By: Ahmad al-Aghbari and Mohammad al-Ulofi
Translated and edited by: Mahmoud Assamiee
SANA'A, Feb. 15 (Saba)-Zabid Historical City has been suffering the problem of losing its historical identity since 1993 when the city's emigrants returned to it.
This caused population growth led to increasing demand of new housings. "Because the city lacks to baked bricks cremators for more than forty years, people turned to cement brick workshops which provide cheaper bricks for building houses," said Zabid Office's Director of the General Authority of Protecting Historical Cities Arafat al-Hadrami.
He continues with sad tone "with absence of strict protection to city's architecture heritage, violations and distortions to the city have increased."
These distortions which affected the city, says al-Hadrami, are two kinds; the first one distortions resulted by expansion in old buildings with modern materials. The second one is resulted by building new houses with cement substances such as bricks.
These buildings have spread gradually in the city and in areas located before historical and Islamic schools and historical gates. Day after day, he continues, the wastes were distorting the historical sites of the city till these violations have distorted the exterior shape.
The problem has become known to every visitor coming to the city, a matter has attracted the UNESCO's attention on the danger this city faces. Responding to this danger, the organization issued a resolution for including Zabid within the World Heritage Danger List.
According to al-Hadrami, Zabid Historical City has 4200 old houses of different ages ranging between 200-600 years. The city also has 85 mosques and Islamic schools. Four of these mosques are of 1400 years of age such as al-Ashaer Mosque.
Al- Hadrami concludes that 40 percent of Zabid's houses suffer distortions resulted by violation to the historical form of the city, while 60 percent are old wither evacuated old houses or ruined.
Nowadays, Yemenis are waiting the date of the World Heritage Center's meeting due next June for discussing a report raised by the mission of the center which visited Zabid Historical City recently.
The aim of the visit was for discussing the situation of the city and inspecting the implementing the UNESCO's conditions which gave the city two years respite started on June 2007 for maintaining the city or to be removed from World Heritage List.
According to Chairman of the General Authority for Protecting Historical Cities (GAPHC) Abdullah Eisa, the aim of the mission is reporting on what has the government achieved in the city and raising these reports to the center. Based on these reports, the center will issue its decision wither to extend the period of the respite or removing the city from the list.
Director of GAPHC's Zabid Branch Nabil Munasar indicated that the delegation has studied in four-day period the government's works in the city.
Eisa indicated that talks have been made with the mission over the situation of the city and what has been achieved. He asserted that the delegation is satisfied with what has been achieved for protecting the city.

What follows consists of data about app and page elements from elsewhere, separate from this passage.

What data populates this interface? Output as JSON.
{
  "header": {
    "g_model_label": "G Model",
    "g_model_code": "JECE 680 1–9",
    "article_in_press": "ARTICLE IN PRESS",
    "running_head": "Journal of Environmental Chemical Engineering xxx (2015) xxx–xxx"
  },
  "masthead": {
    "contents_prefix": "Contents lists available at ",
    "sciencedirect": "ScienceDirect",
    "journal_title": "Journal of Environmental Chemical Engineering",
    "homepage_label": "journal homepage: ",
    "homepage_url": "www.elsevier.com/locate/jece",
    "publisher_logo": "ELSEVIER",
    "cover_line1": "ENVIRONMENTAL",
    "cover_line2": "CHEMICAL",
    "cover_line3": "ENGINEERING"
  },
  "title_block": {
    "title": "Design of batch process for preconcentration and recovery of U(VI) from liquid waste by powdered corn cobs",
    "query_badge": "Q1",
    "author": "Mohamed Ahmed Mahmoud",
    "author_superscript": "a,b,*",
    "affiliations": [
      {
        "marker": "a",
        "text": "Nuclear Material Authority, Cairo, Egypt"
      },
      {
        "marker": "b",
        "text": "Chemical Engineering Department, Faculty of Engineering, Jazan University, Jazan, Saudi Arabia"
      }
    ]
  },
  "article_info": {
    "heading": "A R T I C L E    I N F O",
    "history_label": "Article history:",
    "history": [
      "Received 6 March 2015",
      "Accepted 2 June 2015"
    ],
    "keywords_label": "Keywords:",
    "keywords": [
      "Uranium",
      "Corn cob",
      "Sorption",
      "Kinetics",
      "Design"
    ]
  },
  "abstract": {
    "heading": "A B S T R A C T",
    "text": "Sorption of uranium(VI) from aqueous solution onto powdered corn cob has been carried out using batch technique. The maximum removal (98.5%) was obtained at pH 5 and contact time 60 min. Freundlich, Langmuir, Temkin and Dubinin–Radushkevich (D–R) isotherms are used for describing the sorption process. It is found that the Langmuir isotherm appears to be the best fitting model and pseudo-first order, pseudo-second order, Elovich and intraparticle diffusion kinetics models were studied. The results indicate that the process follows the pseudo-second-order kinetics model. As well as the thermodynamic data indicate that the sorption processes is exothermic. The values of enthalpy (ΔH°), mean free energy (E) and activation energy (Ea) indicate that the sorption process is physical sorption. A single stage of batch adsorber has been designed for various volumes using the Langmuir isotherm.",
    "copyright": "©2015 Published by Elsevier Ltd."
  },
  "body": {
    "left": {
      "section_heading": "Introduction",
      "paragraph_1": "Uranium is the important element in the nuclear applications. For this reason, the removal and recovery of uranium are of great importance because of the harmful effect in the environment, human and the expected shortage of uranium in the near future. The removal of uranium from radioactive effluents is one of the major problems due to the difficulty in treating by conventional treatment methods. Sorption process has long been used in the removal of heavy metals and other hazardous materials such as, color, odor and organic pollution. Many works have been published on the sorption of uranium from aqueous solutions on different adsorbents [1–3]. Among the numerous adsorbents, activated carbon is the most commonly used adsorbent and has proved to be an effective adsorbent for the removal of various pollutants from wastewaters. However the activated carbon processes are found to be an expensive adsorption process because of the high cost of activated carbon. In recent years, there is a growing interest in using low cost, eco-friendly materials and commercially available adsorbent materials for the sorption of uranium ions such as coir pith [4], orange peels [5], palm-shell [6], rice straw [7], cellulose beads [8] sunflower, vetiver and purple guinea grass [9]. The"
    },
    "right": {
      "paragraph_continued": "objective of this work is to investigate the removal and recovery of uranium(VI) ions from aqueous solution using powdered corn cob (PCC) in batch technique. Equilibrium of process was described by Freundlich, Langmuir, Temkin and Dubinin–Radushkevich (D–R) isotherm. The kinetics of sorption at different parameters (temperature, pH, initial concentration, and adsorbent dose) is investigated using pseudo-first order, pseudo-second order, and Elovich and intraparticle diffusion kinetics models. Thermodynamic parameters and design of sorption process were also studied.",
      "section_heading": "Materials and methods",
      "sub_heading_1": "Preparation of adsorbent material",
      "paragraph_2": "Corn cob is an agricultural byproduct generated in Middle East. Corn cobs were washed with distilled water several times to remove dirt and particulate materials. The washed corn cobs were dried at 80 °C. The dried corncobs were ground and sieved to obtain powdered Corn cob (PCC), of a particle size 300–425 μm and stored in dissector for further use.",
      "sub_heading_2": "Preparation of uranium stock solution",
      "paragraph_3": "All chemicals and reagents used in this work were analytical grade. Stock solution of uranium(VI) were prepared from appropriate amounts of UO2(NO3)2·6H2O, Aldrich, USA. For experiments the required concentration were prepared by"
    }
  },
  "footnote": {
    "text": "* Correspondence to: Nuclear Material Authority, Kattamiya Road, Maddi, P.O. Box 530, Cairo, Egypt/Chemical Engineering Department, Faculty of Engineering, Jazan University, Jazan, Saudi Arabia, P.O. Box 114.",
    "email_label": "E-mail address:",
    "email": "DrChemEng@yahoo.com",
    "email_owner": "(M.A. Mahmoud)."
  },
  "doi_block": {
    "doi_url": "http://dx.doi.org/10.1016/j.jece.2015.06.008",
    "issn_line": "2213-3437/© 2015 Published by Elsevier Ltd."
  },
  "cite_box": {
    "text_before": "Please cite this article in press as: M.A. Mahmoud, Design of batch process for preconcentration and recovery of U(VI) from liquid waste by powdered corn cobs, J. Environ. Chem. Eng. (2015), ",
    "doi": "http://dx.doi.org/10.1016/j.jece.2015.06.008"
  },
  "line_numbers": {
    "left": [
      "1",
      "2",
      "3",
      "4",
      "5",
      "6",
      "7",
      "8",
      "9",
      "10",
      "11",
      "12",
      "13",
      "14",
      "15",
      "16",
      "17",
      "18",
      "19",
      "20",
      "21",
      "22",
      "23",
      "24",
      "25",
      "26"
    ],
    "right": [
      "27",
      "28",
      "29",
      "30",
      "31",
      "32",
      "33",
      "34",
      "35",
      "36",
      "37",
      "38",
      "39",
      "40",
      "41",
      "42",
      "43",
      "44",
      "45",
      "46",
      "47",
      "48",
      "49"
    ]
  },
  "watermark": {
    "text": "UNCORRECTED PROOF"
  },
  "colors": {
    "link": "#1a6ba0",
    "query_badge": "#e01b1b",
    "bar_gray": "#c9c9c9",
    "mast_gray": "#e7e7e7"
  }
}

"They (the mission's members) informed us they have touched serious tendency to preserve the city and saving it from the current status it suffers. They also affirmed this in their report raised to the World Heritage Center," added Eisa.
General Manager of the Yemeni-German for Developing Historical City Omer al-Hallaj says the mission has met many concerned partners and observed positive mechanism on different levels.
Professor Daniel Bini, one of the experts who accompanied the mission during their visit to Zabid says we studied the situation in Zabid and felt that there was positive mechanism from the government for changing the situation of the city.
Expansion is expected
In addition to the mission's good impression on efforts exerted for protecting the city, Eisa says the mission demanded continuous efforts from the government. "We seek more time because the problem is great and needs more time. The important thing is achieving something on the ground," said Eisa who expected expansion of the respite.
According to Munassar, the most important remarks and demands of the mission are quick issuing of a law protecting historical cities, removing all violated buildings, providing enough capabilities and boosting traditional construction materials.
"The mission demanded speeding up carrying out administrative and development design to include all maps, engineering studies, awareness programs and reviving traditional handicrafts," he added.
However, Bini concludes that the situation in Zabid is complicated. Despite there is satisfaction on what have been achieved, more work and support is needed for improving the economic situation of the city.
According to GAPHC's official, the decision of the World Heritage's commission has demanded Yemen "instant stop of playing with Zabid's ancient form and distorting the heritage of the city."
Yemen will lose more if the city removed
Al-Hadrami says if the city removed from the list, this will cause great economic and cultural damages. Further more the country's tourism will get painful hit will not cured easily.
This removal will hurt Yemen's fame and doubt the country's ability in protecting its civilization in addition to failure of honoring its commitments to conditions of World, Cultural and Natural Heritage Convention.
The World Heritage List includes three Yemeni cities, Sana'a, Shibam Hadramout and Zabid.
Zabid is considered one of the most western coastal cities with historical and antique significance in Yemen. The city includes many important antique sites besides its scientific status it enjoyed in the past Islamic and historical period.
The city was established in 204 in hijri calendar when it was taken over by Mohammad bin Ziyad upon directives from the Caliph Haron Arrashid.